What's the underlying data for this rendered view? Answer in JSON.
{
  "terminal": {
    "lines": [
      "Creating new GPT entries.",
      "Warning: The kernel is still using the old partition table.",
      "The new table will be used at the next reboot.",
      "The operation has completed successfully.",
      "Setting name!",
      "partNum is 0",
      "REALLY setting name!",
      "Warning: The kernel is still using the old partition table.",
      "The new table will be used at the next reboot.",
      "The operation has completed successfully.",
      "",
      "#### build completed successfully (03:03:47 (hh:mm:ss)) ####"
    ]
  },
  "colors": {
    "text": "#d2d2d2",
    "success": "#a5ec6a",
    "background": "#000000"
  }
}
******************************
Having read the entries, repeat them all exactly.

→ RESPONSE BOX:
What's the underlying data for this rendered view? Answer in JSON.
{
  "terminal": {
    "lines": [
      "Creating new GPT entries.",
      "Warning: The kernel is still using the old partition table.",
      "The new table will be used at the next reboot.",
      "The operation has completed successfully.",
      "Setting name!",
      "partNum is 0",
      "REALLY setting name!",
      "Warning: The kernel is still using the old partition table.",
      "The new table will be used at the next reboot.",
      "The operation has completed successfully.",
      "",
      "#### build completed successfully (03:03:47 (hh:mm:ss)) ####"
    ]
  },
  "colors": {
    "text": "#d2d2d2",
    "success": "#a5ec6a",
    "background": "#000000"
  }
}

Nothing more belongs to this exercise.